This deck uses Grand Architect to power Birthing Pod to do awesome things, often involving Spine of Ish Sah and Phyrexian Metamorph. Spellskite is awesome in this deck, and Grand Architect can potentially protect it from Twisted Image (another option is to sideboard Mutagenic Growth, which protects Spellskite from Twisted Image and Dismember). Against aggressive decks, you can find a lot of Obstinate Baloths, and your game plan relies just little enough on creatures that trigger when they enter the battlefield that you can side them out for counterspells and Torpor Orbs against combo decks.
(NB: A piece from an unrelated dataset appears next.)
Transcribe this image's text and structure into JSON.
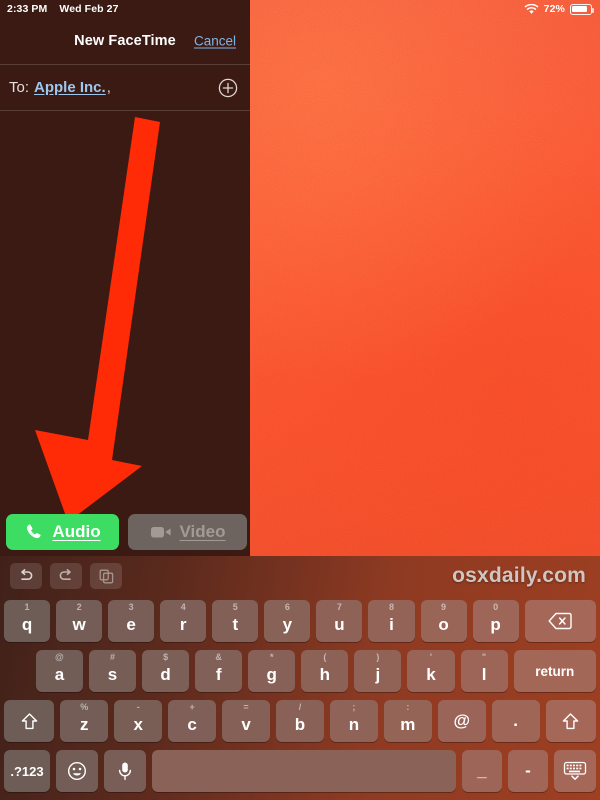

This is another place where Preordain’s absence is likely unjustifiable. The best reason not to play it is that Toolbox decks need space to fit all the tools, but that excuse is easily outweighed by the importance of actually being able to find a necessary tool. Birds of Paradise is the obvious first card to look at cutting, although a turn 2 Architect seems kind of awesome. The next question is whether you really need Mindslaver and Contagion Engine, and I’m not really sure of the answer to that yet.

Again, when giving preliminary lists, I feel like it’s better to try to suggest more different cards and leave exactly what to cut open.

If these options end up being too slow, I think the next places I’ll look are at updating decks I’ve played before. I’d try Tempered Steel modeled on our Paris list rather than on the Nagoya lists, which is to say that I’d want to lower the curve and try to be as fast as possible and leave cards like Blade Splicer and Hero of Bladehold for the sideboard, and I’d try Black Infect with Swiftfoot Boots. Hexproof seems very good with Mutagenic Growth, and a hasted Whispering Specter has some appeal.

Failing that, I think Grim Lavamancer deserves a lot of examination outside of Mono Red, and Goblin Grenade deserves examination inside Mono Red.

This is my starting point as I approach Standard again. Next time I write, I hope to have a lot more data behind my opinions, and my break shouldn’t be nearly as long.

Thanks for reading,

@samuelhblack on Twitter